BRIEF | May I please have every record restated word for word, with the images left out?

Data entries |
____

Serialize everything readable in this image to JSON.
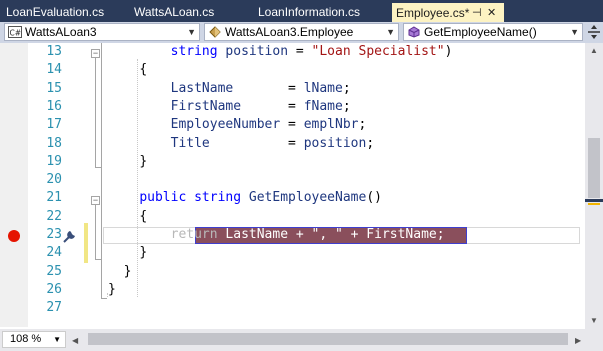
{
  "tabs": [
    {
      "label": "LoanEvaluation.cs",
      "active": false
    },
    {
      "label": "WattsALoan.cs",
      "active": false
    },
    {
      "label": "LoanInformation.cs",
      "active": false
    },
    {
      "label": "Employee.cs*",
      "active": true
    }
  ],
  "active_tab_glyphs": {
    "pin": "⊣",
    "close": "✕"
  },
  "nav": {
    "project": "WattsALoan3",
    "class": "WattsALoan3.Employee",
    "member": "GetEmployeeName()",
    "split_icon": "split-handle"
  },
  "lines": [
    {
      "num": "13",
      "indent": "        ",
      "tokens": [
        {
          "t": "string",
          "c": "kw"
        },
        {
          "t": " "
        },
        {
          "t": "position",
          "c": "id"
        },
        {
          "t": " = "
        },
        {
          "t": "\"Loan Specialist\"",
          "c": "str"
        },
        {
          "t": ")"
        }
      ]
    },
    {
      "num": "14",
      "indent": "    ",
      "tokens": [
        {
          "t": "{"
        }
      ]
    },
    {
      "num": "15",
      "indent": "        ",
      "tokens": [
        {
          "t": "LastName",
          "c": "id"
        },
        {
          "t": "       = "
        },
        {
          "t": "lName",
          "c": "id"
        },
        {
          "t": ";"
        }
      ]
    },
    {
      "num": "16",
      "indent": "        ",
      "tokens": [
        {
          "t": "FirstName",
          "c": "id"
        },
        {
          "t": "      = "
        },
        {
          "t": "fName",
          "c": "id"
        },
        {
          "t": ";"
        }
      ]
    },
    {
      "num": "17",
      "indent": "        ",
      "tokens": [
        {
          "t": "EmployeeNumber",
          "c": "id"
        },
        {
          "t": " = "
        },
        {
          "t": "emplNbr",
          "c": "id"
        },
        {
          "t": ";"
        }
      ]
    },
    {
      "num": "18",
      "indent": "        ",
      "tokens": [
        {
          "t": "Title",
          "c": "id"
        },
        {
          "t": "          = "
        },
        {
          "t": "position",
          "c": "id"
        },
        {
          "t": ";"
        }
      ]
    },
    {
      "num": "19",
      "indent": "    ",
      "tokens": [
        {
          "t": "}"
        }
      ]
    },
    {
      "num": "20",
      "indent": "",
      "tokens": []
    },
    {
      "num": "21",
      "indent": "    ",
      "tokens": [
        {
          "t": "public",
          "c": "kw"
        },
        {
          "t": " "
        },
        {
          "t": "string",
          "c": "kw"
        },
        {
          "t": " "
        },
        {
          "t": "GetEmployeeName",
          "c": "id"
        },
        {
          "t": "()"
        }
      ]
    },
    {
      "num": "22",
      "indent": "    ",
      "tokens": [
        {
          "t": "{"
        }
      ]
    },
    {
      "num": "23",
      "indent": "        ",
      "tokens": [
        {
          "t": "return",
          "c": "kw"
        },
        {
          "t": " LastName + \", \" + FirstName;"
        }
      ]
    },
    {
      "num": "24",
      "indent": "    ",
      "tokens": [
        {
          "t": "}"
        }
      ]
    },
    {
      "num": "25",
      "indent": "  ",
      "tokens": [
        {
          "t": "}"
        }
      ]
    },
    {
      "num": "26",
      "indent": "",
      "tokens": [
        {
          "t": "}"
        }
      ]
    },
    {
      "num": "27",
      "indent": "",
      "tokens": []
    }
  ],
  "breakpoint_line": "23",
  "zoom": {
    "value": "108 %"
  },
  "colors": {
    "breakpoint": "#e51400",
    "highlight_bg": "#8a4f5c",
    "highlight_border": "#3f3fcf"
  }
}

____

SOLUTION FOR THIS PROBLEM |
Serialize everything readable in this image to JSON.
{
  "tabs": [
    {
      "label": "LoanEvaluation.cs",
      "active": false
    },
    {
      "label": "WattsALoan.cs",
      "active": false
    },
    {
      "label": "LoanInformation.cs",
      "active": false
    },
    {
      "label": "Employee.cs*",
      "active": true
    }
  ],
  "active_tab_glyphs": {
    "pin": "⊣",
    "close": "✕"
  },
  "nav": {
    "project": "WattsALoan3",
    "class": "WattsALoan3.Employee",
    "member": "GetEmployeeName()",
    "split_icon": "split-handle"
  },
  "lines": [
    {
      "num": "13",
      "indent": "        ",
      "tokens": [
        {
          "t": "string",
          "c": "kw"
        },
        {
          "t": " "
        },
        {
          "t": "position",
          "c": "id"
        },
        {
          "t": " = "
        },
        {
          "t": "\"Loan Specialist\"",
          "c": "str"
        },
        {
          "t": ")"
        }
      ]
    },
    {
      "num": "14",
      "indent": "    ",
      "tokens": [
        {
          "t": "{"
        }
      ]
    },
    {
      "num": "15",
      "indent": "        ",
      "tokens": [
        {
          "t": "LastName",
          "c": "id"
        },
        {
          "t": "       = "
        },
        {
          "t": "lName",
          "c": "id"
        },
        {
          "t": ";"
        }
      ]
    },
    {
      "num": "16",
      "indent": "        ",
      "tokens": [
        {
          "t": "FirstName",
          "c": "id"
        },
        {
          "t": "      = "
        },
        {
          "t": "fName",
          "c": "id"
        },
        {
          "t": ";"
        }
      ]
    },
    {
      "num": "17",
      "indent": "        ",
      "tokens": [
        {
          "t": "EmployeeNumber",
          "c": "id"
        },
        {
          "t": " = "
        },
        {
          "t": "emplNbr",
          "c": "id"
        },
        {
          "t": ";"
        }
      ]
    },
    {
      "num": "18",
      "indent": "        ",
      "tokens": [
        {
          "t": "Title",
          "c": "id"
        },
        {
          "t": "          = "
        },
        {
          "t": "position",
          "c": "id"
        },
        {
          "t": ";"
        }
      ]
    },
    {
      "num": "19",
      "indent": "    ",
      "tokens": [
        {
          "t": "}"
        }
      ]
    },
    {
      "num": "20",
      "indent": "",
      "tokens": []
    },
    {
      "num": "21",
      "indent": "    ",
      "tokens": [
        {
          "t": "public",
          "c": "kw"
        },
        {
          "t": " "
        },
        {
          "t": "string",
          "c": "kw"
        },
        {
          "t": " "
        },
        {
          "t": "GetEmployeeName",
          "c": "id"
        },
        {
          "t": "()"
        }
      ]
    },
    {
      "num": "22",
      "indent": "    ",
      "tokens": [
        {
          "t": "{"
        }
      ]
    },
    {
      "num": "23",
      "indent": "        ",
      "tokens": [
        {
          "t": "return",
          "c": "kw"
        },
        {
          "t": " LastName + \", \" + FirstName;"
        }
      ]
    },
    {
      "num": "24",
      "indent": "    ",
      "tokens": [
        {
          "t": "}"
        }
      ]
    },
    {
      "num": "25",
      "indent": "  ",
      "tokens": [
        {
          "t": "}"
        }
      ]
    },
    {
      "num": "26",
      "indent": "",
      "tokens": [
        {
          "t": "}"
        }
      ]
    },
    {
      "num": "27",
      "indent": "",
      "tokens": []
    }
  ],
  "breakpoint_line": "23",
  "zoom": {
    "value": "108 %"
  },
  "colors": {
    "breakpoint": "#e51400",
    "highlight_bg": "#8a4f5c",
    "highlight_border": "#3f3fcf"
  }
}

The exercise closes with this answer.